Not the sort of book that Freyja usually reads, although she likes Lee Child which was why she chose it. We include her summary in this report because she has a completely different ‘take’ on this from Cornish Eskimo, who loved it, gave it 5-Stars and wrote a standalone review for our website which you can read here. Freyja says this is very similar to Jack Reacher books in story, hero and style but not as good. And because she felt it was such a close copy of Lee Child’s books it didn’t achieve a life or presence of its own. Yes, there’s lots of action and violence and the story is fast-paced but Freyja only awards 3-Stars. If you enjoy Jack Reacher why not read The Drifter and see who you agree with! Sadly, none of Petrie’s books are on BorrowBox.
The American Boy by Andrew Taylor
Set in late Regency England, this is a standalone novel that was nominated for the Richard and Judy ‘Best Read of the Year’ awards when it was published in 2003. The ‘American Boy’ in question is Edgar Allan Poe, and Taylor cleverly weaves him into this story of a young teacher called Thomas Shield. After a varied career, Shield has returned to England having fought at the Battle of Waterloo, and takes up a teaching post at a school in Stoke Newington.

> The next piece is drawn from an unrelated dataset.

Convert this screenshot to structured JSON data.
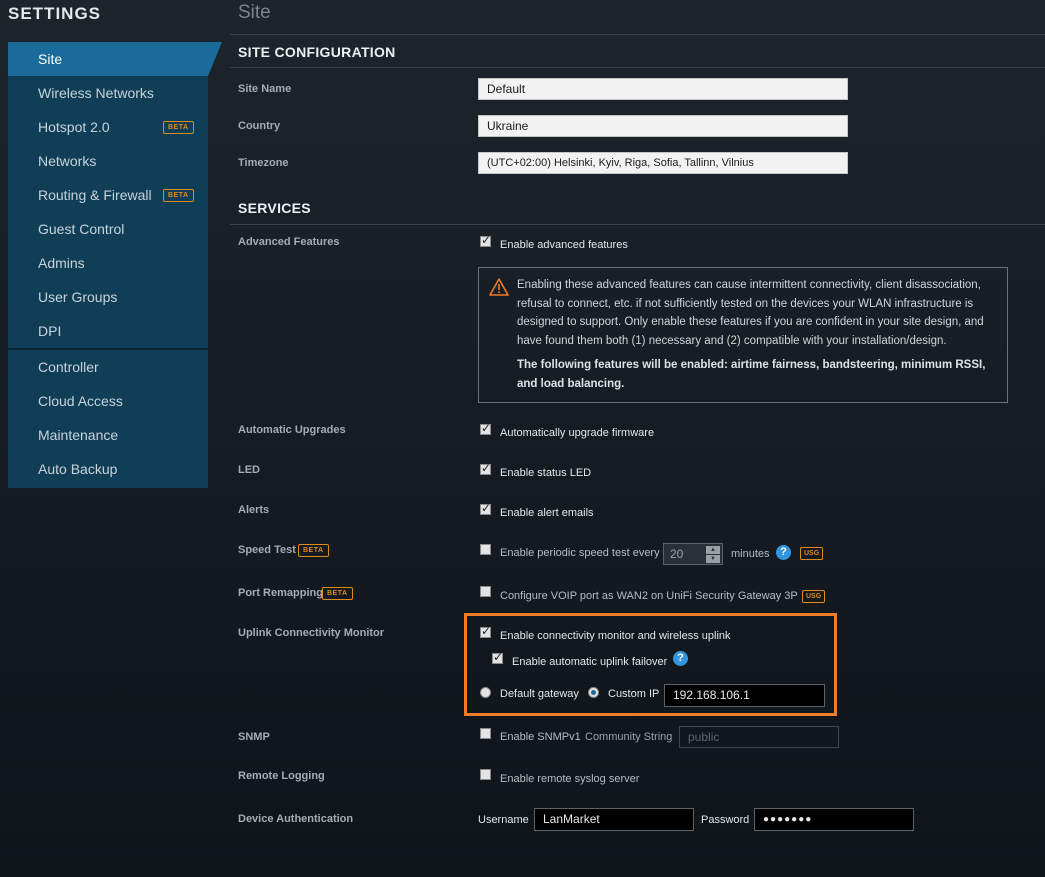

As he becomes involved with the families of some of his pupils it turns into a story of murder, corruption, sex and revenge. Mo says it is beautifully written, with wonderful descriptions of the shadier side of London in that period. There’s something quite scholarly about it, so it’s not a particularly easy read although the story is so good you persevere. Shield is an unlikely hero, and although Edgar Allan Poe doesn’t play a leading role his father is tangled up in the tale throughout. Mo gave this 4.5 Stars and also recommends Taylor’s Lydmouth series of modern-day murder mysteries. BorrowBox has a few of Taylor’s novels – eBooks and eAudiobooks.
Sleep by C.L. Taylor

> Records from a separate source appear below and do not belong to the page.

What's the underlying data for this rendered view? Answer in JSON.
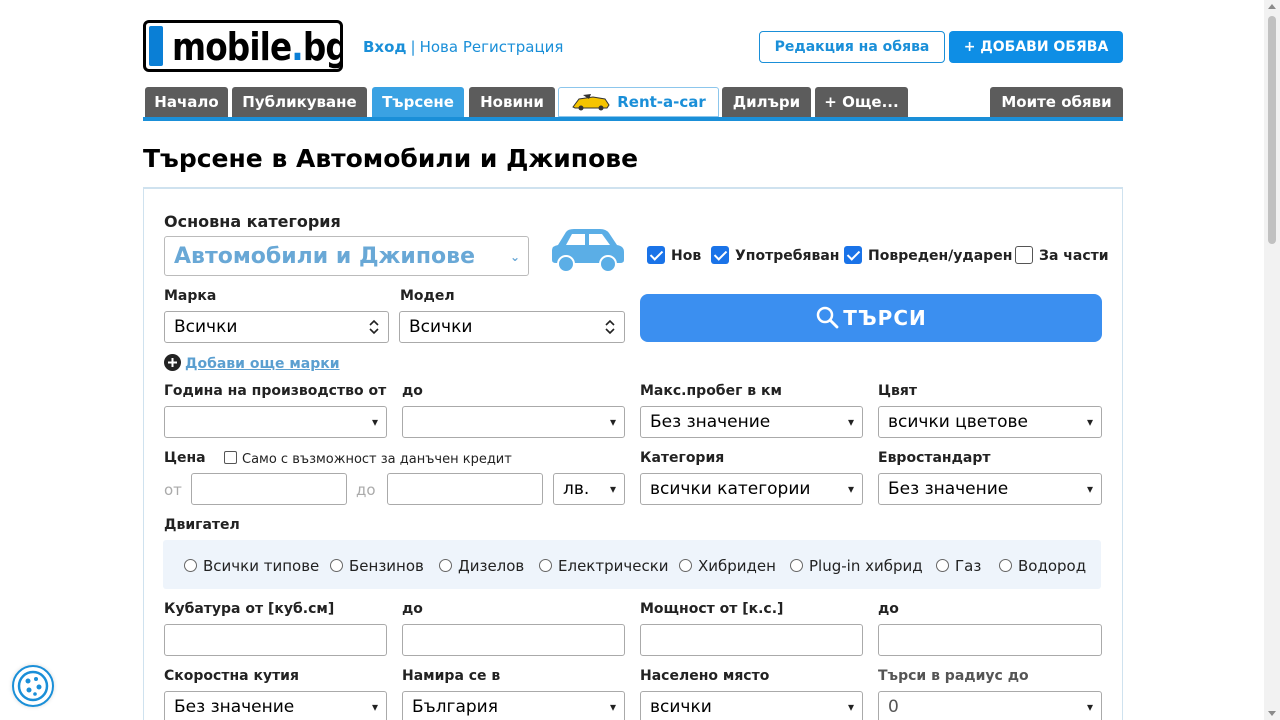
{
  "header": {
    "logo_text": "mobile",
    "logo_dot": ".",
    "logo_tld": "bg",
    "login": "Вход",
    "separator": "|",
    "register": "Нова Регистрация",
    "edit_ad": "Редакция на обява",
    "add_ad": "+ ДОБАВИ ОБЯВА"
  },
  "nav": {
    "tabs": [
      {
        "label": "Начало"
      },
      {
        "label": "Публикуване"
      },
      {
        "label": "Търсене"
      },
      {
        "label": "Новини"
      },
      {
        "label": "Rent-a-car"
      },
      {
        "label": "Дилъри"
      },
      {
        "label": "+ Още..."
      }
    ],
    "my_ads": "Моите обяви",
    "active_tab": "Търсене"
  },
  "page_title": "Търсене в Автомобили и Джипове",
  "form": {
    "main_category_label": "Основна категория",
    "main_category_value": "Автомобили и Джипове",
    "conditions": [
      {
        "label": "Нов",
        "checked": true
      },
      {
        "label": "Употребяван",
        "checked": true
      },
      {
        "label": "Повреден/ударен",
        "checked": true
      },
      {
        "label": "За части",
        "checked": false
      }
    ],
    "brand_label": "Марка",
    "brand_value": "Всички",
    "model_label": "Модел",
    "model_value": "Всички",
    "search_button": "ТЪРСИ",
    "add_brands": "Добави още марки",
    "year_from_label": "Година на производство от",
    "year_to_label": "до",
    "year_from_value": "",
    "year_to_value": "",
    "mileage_label": "Макс.пробег в км",
    "mileage_value": "Без значение",
    "color_label": "Цвят",
    "color_value": "всички цветове",
    "price_label": "Цена",
    "tax_credit_label": "Само с възможност за данъчен кредит",
    "price_from_label": "от",
    "price_to_label": "до",
    "currency_value": "лв.",
    "category_label": "Категория",
    "category_value": "всички категории",
    "eurostandard_label": "Евростандарт",
    "eurostandard_value": "Без значение",
    "engine_label": "Двигател",
    "engine_types": [
      "Всички типове",
      "Бензинов",
      "Дизелов",
      "Електрически",
      "Хибриден",
      "Plug-in хибрид",
      "Газ",
      "Водород"
    ],
    "cc_from_label": "Кубатура от [куб.см]",
    "cc_to_label": "до",
    "power_from_label": "Мощност от [к.с.]",
    "power_to_label": "до",
    "gearbox_label": "Скоростна кутия",
    "gearbox_value": "Без значение",
    "location_label": "Намира се в",
    "location_value": "България",
    "city_label": "Населено място",
    "city_value": "всички",
    "radius_label": "Търси в радиус до",
    "radius_value": "0"
  },
  "colors": {
    "accent": "#1a8fd8",
    "nav_bg": "#5c5c5c",
    "active_tab": "#3aa2e3",
    "search_btn": "#3b8ff0"
  }
}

Oxo read this and said she couldn’t put it down. The heroine, Anna, has survived a terrible car crash but is crushed by feelings of guilt, and suffering from appalling insomnia. And then she starts finding anonymous messages about what happened. Trying to escape she takes a job in a hotel on a remote Scottish island but her problems don’t disappear. Seven guests arrive to stay and a storm cuts them off from everything and everyone. And there are deaths. This is a twisty, psychological thriller that taps into Anna’s paranoia so realistically you’re almost in Scotland with her. For fans of this genre it’s well worth reading and Oxo gives it 3.5 Stars. This is available on BorrowBox as an eBook.
The Death of Mrs Westaway by Ruth Ware
After we’d talked about Ruth Ware’s The Turn of the Key at an earlier meeting, Freyja found this novel that was published in 2018. It’s a slightly old fashioned gothic mystery but very atmospheric and with some sinister characters. Hal Westaway lives alone in Brighton after the hit-and-run death of her mother. She has no family and it’s a lonely and precarious existence making her living as a tarot card reader and fortune teller on Brighton Pier. Then she gets a solicitor’s letter telling her she’s the co-heir to an estate in Cornwall. She visits and discovers that the family believe her to be the long-lost granddaughter of its former owner, Mrs Westaway. Even after Hal confesses that she cannot be, they still want to know her better. And slowly it becomes clear there are other mysteries in the family which might make it advantageous for them to be rid of Hal entirely. Freyja enjoyed this story very much and awarded 4-Stars. The eBook is available on BorrowBox.